*** ENTRIES SUPPLIED Section Begins ***

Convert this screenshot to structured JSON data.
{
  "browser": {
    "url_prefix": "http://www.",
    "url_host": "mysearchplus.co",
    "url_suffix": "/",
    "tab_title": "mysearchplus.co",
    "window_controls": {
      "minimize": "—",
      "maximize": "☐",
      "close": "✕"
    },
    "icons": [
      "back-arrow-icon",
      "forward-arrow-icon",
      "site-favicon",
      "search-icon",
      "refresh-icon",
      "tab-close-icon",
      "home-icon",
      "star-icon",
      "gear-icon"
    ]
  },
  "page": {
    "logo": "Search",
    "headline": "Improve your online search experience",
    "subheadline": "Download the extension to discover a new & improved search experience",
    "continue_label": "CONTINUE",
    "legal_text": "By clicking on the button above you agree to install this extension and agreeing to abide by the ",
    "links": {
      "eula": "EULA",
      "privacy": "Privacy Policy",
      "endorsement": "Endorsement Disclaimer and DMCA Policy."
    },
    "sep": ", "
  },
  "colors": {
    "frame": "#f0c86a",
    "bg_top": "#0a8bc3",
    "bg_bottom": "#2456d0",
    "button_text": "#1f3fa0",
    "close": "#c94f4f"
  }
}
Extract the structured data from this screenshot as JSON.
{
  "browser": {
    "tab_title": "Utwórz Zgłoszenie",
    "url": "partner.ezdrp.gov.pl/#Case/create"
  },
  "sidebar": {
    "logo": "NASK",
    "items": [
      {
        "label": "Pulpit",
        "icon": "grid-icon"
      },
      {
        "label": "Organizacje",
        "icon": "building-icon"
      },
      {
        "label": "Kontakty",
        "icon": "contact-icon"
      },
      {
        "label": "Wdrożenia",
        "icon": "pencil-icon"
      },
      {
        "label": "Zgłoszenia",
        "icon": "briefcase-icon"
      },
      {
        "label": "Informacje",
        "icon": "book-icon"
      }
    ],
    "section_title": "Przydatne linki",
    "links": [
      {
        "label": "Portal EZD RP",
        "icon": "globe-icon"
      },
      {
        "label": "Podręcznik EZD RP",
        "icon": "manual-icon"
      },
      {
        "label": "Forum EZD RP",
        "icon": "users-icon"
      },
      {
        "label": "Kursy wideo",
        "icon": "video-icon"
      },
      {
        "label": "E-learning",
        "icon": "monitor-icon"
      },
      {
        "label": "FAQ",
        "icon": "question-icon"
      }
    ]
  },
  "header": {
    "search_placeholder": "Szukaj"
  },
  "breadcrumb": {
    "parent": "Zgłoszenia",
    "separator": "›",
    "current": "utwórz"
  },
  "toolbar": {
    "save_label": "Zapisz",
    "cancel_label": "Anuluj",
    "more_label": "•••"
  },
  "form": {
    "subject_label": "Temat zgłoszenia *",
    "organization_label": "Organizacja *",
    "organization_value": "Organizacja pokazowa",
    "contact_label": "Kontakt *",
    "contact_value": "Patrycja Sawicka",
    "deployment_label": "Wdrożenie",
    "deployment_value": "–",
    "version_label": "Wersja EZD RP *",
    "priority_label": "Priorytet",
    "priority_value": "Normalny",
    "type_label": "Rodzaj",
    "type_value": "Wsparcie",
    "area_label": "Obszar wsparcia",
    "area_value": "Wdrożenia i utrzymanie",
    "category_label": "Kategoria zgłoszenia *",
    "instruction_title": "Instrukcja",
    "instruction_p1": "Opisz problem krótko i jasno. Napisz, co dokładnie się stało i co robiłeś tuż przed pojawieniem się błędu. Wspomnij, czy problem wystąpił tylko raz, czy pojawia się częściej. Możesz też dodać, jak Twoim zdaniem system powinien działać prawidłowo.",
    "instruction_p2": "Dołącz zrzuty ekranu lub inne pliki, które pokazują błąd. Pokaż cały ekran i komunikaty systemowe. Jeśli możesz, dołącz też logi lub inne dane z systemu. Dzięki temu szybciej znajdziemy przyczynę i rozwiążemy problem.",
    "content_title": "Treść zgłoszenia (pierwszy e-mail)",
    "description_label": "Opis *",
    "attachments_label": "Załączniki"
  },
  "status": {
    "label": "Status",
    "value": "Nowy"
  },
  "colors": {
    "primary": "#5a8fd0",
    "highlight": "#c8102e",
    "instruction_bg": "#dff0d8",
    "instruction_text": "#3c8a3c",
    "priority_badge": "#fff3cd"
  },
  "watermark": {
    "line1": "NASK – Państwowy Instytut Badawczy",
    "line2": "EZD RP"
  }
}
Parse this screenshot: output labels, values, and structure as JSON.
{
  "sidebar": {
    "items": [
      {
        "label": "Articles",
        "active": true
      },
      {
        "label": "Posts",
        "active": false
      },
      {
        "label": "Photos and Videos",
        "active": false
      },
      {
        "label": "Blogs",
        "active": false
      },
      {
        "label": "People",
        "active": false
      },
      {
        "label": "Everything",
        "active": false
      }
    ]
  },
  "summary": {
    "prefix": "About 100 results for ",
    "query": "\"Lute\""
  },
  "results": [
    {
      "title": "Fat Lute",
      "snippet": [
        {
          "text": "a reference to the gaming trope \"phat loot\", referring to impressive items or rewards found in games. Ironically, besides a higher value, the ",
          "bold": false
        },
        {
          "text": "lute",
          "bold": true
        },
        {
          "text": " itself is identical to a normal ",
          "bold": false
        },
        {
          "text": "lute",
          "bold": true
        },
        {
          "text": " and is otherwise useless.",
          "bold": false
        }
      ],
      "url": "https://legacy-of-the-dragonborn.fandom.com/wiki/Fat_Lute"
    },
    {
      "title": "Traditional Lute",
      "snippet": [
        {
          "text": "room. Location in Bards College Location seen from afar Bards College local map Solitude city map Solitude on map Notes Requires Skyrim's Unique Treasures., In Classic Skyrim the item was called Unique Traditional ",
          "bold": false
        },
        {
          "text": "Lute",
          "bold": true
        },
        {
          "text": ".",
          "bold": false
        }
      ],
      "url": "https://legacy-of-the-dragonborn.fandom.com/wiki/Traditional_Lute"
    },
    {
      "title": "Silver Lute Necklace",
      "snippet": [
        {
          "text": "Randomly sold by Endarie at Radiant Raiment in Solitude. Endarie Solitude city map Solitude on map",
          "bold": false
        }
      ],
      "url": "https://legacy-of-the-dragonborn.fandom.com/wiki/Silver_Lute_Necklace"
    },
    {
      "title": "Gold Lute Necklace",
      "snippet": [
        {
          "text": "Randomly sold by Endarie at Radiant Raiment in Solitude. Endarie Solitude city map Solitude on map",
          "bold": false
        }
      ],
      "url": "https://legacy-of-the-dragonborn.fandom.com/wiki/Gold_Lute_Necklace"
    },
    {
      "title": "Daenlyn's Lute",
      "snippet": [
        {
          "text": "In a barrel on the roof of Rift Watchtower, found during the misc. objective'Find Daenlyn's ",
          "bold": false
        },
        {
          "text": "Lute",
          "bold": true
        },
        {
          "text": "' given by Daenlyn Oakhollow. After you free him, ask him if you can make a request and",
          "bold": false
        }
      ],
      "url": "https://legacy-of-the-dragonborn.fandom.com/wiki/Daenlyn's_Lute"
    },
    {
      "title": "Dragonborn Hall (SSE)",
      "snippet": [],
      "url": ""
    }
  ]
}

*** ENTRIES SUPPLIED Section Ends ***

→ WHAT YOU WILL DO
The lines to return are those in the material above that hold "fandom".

→ OUTPUT FOR THIS EXERCISE
      "url": "https://legacy-of-the-dragonborn.fandom.com/wiki/Fat_Lute"
      "url": "https://legacy-of-the-dragonborn.fandom.com/wiki/Traditional_Lute"
      "url": "https://legacy-of-the-dragonborn.fandom.com/wiki/Silver_Lute_Necklace"
      "url": "https://legacy-of-the-dragonborn.fandom.com/wiki/Gold_Lute_Necklace"
      "url": "https://legacy-of-the-dragonborn.fandom.com/wiki/Daenlyn's_Lute"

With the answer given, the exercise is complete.